WHAT IS REQUIRED: From the records below, take each line where the string "第一次点击" shows up and copy it.

DATA TO PROCESS:
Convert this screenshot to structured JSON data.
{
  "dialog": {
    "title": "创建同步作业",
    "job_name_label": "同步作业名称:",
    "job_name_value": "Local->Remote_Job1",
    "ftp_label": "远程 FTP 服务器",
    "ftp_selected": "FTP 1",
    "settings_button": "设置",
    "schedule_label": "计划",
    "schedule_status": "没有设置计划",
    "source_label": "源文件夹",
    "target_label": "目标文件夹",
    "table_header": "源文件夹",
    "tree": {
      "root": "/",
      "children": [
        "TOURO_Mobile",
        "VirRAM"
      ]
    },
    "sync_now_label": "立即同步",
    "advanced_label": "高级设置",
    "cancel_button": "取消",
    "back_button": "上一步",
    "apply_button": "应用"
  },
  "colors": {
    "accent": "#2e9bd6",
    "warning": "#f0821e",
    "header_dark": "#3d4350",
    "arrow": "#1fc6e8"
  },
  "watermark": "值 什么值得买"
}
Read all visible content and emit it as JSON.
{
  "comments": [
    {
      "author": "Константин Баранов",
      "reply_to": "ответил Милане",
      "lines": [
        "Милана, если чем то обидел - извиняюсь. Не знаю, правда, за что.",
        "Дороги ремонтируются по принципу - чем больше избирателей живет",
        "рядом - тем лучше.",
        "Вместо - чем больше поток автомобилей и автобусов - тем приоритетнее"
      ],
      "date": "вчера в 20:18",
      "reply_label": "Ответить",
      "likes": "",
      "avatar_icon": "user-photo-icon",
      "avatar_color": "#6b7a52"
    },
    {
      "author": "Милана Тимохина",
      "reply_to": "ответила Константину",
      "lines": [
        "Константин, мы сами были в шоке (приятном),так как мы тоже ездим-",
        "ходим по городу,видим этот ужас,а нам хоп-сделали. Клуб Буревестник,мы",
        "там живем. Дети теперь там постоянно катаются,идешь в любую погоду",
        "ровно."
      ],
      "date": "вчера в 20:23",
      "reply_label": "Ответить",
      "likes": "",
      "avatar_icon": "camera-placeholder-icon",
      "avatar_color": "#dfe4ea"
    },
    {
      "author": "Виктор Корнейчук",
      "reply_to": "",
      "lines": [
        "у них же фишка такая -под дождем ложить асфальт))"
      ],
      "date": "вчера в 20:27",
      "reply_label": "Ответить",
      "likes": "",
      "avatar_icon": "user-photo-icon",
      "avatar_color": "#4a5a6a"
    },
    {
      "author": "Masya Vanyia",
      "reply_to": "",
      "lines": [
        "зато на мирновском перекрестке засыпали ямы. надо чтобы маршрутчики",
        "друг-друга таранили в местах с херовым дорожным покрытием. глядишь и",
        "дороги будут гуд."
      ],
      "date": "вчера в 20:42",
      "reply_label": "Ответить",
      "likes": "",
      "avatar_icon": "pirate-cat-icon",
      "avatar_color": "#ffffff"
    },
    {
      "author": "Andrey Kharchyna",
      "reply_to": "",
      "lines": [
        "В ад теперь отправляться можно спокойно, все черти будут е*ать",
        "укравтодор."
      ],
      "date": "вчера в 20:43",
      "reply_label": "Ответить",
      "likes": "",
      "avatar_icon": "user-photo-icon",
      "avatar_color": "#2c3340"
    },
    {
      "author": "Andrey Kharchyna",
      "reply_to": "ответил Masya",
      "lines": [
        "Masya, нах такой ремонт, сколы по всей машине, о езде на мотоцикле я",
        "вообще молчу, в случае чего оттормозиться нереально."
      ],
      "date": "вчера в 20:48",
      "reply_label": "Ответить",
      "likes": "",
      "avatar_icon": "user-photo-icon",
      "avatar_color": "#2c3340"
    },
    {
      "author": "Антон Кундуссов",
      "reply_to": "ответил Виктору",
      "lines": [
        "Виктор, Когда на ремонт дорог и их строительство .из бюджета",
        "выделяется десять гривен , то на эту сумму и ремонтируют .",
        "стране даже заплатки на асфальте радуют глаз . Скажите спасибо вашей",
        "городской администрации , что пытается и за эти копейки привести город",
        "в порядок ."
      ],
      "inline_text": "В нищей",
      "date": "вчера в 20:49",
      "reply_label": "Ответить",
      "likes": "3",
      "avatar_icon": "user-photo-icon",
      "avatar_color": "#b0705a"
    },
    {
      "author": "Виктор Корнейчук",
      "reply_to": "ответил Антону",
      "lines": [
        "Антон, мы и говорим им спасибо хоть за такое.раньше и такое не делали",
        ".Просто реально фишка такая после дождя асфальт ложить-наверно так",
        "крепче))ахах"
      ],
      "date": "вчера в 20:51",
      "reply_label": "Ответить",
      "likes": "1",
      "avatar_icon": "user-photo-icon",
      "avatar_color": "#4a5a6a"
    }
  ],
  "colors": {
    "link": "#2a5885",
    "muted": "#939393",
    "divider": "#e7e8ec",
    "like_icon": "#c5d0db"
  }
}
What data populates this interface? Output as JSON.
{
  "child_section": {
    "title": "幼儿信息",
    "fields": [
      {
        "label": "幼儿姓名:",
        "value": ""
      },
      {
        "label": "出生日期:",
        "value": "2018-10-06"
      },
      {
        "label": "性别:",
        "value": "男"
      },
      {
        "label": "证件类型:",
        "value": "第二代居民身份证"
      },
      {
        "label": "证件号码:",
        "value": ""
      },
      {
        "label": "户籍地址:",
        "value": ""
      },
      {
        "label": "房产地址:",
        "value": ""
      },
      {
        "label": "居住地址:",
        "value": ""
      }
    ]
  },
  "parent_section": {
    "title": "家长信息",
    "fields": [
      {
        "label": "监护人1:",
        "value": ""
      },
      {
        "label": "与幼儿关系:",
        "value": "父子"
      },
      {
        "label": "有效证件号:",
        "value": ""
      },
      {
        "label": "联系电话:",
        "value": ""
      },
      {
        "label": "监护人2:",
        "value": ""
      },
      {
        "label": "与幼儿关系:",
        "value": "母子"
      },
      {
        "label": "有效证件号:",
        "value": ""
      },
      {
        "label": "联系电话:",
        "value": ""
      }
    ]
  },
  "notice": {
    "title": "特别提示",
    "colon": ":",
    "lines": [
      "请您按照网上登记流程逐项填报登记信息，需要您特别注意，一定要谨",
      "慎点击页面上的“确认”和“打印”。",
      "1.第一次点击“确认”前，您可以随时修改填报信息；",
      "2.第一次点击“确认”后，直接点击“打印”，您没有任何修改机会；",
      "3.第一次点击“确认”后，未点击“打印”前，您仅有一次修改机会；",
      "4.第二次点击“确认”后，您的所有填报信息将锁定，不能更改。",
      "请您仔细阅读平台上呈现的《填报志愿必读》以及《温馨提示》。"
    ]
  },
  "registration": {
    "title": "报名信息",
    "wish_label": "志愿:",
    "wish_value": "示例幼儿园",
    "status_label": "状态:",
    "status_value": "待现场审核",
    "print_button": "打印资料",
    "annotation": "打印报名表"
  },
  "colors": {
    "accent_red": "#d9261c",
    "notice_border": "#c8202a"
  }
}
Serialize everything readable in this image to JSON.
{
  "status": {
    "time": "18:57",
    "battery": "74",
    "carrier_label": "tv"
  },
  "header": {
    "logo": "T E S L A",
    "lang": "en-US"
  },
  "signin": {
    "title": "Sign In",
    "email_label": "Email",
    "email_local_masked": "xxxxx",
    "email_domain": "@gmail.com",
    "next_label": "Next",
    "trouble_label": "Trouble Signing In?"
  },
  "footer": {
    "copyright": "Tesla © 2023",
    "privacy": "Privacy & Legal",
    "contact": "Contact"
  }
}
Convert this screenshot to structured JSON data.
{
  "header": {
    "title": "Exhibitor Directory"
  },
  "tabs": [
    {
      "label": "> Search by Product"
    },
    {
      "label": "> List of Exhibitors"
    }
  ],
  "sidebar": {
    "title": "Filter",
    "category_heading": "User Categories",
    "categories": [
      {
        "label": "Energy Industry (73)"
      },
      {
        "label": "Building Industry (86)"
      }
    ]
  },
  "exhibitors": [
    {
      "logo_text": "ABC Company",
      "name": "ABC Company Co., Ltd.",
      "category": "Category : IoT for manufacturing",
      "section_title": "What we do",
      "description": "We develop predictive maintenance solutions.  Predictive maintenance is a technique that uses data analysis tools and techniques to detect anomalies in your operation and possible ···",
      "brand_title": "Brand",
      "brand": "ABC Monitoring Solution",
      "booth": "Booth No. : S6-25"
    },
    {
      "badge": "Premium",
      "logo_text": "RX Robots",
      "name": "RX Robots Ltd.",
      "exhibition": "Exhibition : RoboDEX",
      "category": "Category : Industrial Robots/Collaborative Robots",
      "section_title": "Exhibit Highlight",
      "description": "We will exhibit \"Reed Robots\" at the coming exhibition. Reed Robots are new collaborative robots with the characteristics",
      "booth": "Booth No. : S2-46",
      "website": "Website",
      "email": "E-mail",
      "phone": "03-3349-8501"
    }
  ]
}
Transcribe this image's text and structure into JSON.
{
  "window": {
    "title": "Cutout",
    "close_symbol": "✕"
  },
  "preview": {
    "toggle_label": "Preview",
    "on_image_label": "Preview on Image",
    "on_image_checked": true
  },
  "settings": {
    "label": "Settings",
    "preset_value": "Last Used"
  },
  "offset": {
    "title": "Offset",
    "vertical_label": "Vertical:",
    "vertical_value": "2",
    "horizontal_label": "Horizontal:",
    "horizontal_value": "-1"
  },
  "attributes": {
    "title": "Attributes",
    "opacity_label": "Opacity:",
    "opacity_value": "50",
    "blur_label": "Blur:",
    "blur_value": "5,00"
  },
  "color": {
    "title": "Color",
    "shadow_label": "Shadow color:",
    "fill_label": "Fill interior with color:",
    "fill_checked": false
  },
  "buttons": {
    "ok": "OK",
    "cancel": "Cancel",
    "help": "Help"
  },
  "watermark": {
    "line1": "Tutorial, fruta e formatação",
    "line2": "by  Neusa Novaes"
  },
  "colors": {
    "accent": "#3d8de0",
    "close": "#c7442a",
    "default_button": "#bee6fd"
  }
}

TASK SOLUTION:
      "1.第一次点击“确认”前，您可以随时修改填报信息；",
      "2.第一次点击“确认”后，直接点击“打印”，您没有任何修改机会；",
      "3.第一次点击“确认”后，未点击“打印”前，您仅有一次修改机会；",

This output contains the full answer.